### Aim of the task
Please count the lines in these records that contain "reading" and give only that count.

### Records for this task
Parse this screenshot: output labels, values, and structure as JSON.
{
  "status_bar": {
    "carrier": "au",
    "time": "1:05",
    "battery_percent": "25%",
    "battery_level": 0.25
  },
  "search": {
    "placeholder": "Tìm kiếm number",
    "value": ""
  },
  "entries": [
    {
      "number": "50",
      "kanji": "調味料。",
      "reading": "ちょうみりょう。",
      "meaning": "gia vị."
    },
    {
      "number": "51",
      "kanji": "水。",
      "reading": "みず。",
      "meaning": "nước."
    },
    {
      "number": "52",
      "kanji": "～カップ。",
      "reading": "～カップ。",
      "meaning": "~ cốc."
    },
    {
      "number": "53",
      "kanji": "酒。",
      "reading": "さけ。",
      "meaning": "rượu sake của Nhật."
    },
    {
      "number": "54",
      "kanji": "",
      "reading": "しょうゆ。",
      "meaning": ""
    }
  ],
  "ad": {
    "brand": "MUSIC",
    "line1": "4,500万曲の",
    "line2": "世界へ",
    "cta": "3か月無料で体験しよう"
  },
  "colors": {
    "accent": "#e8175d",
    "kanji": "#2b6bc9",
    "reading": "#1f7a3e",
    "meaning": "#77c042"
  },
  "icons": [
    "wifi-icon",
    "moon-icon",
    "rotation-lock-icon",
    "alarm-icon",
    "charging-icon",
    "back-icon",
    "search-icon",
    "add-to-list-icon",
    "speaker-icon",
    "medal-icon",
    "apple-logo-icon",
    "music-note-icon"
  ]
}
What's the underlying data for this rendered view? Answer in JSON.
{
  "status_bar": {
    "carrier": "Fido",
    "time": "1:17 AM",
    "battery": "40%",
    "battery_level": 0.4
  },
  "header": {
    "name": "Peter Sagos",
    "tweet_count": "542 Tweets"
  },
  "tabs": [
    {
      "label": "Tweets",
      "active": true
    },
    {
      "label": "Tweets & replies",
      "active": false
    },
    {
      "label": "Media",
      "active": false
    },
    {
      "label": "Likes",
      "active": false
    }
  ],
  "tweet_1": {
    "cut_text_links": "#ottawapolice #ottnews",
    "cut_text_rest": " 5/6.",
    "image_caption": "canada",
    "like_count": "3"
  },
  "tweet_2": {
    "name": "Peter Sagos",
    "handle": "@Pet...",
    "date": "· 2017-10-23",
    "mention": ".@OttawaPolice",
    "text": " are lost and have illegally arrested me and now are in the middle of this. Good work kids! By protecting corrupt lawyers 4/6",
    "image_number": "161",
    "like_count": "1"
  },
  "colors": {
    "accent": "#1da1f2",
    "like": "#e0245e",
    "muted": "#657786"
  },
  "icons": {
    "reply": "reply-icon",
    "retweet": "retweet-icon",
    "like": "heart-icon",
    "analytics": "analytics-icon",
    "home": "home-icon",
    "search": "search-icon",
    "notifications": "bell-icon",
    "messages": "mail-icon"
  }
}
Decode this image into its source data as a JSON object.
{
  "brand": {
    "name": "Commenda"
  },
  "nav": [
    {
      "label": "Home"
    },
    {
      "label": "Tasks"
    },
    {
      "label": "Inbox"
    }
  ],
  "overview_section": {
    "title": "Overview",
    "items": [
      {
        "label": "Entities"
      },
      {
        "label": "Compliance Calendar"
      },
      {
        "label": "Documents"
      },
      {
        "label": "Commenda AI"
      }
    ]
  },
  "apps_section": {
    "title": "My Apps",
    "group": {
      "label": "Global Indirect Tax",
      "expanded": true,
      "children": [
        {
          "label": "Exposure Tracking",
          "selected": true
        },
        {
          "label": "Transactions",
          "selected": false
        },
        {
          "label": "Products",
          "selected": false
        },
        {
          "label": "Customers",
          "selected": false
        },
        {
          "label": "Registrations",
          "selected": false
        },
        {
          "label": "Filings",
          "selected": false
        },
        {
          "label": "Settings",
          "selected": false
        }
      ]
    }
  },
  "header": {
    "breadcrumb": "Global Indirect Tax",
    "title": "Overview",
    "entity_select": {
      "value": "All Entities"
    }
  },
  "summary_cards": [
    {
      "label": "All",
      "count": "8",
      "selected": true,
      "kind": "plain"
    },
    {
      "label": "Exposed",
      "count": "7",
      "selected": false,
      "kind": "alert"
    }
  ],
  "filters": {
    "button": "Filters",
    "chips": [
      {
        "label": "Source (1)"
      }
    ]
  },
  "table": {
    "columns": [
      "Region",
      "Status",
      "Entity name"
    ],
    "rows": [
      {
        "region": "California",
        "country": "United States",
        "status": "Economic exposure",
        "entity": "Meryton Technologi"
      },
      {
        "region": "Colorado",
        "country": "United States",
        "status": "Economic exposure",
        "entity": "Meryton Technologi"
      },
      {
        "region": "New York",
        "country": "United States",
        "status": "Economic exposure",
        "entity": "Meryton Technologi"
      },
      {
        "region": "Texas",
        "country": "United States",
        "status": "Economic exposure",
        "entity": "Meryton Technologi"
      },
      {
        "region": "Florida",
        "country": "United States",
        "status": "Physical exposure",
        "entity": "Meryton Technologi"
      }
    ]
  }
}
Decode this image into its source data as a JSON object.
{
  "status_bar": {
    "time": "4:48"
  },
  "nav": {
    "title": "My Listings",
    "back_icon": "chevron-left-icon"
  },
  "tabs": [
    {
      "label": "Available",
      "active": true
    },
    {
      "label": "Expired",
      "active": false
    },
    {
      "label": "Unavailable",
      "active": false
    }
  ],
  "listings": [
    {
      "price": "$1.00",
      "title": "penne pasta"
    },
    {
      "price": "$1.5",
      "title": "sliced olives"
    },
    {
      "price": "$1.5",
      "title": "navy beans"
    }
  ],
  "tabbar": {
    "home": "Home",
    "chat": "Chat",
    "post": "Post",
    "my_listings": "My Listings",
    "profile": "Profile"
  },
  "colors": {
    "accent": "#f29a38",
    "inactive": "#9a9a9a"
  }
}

### Task output
6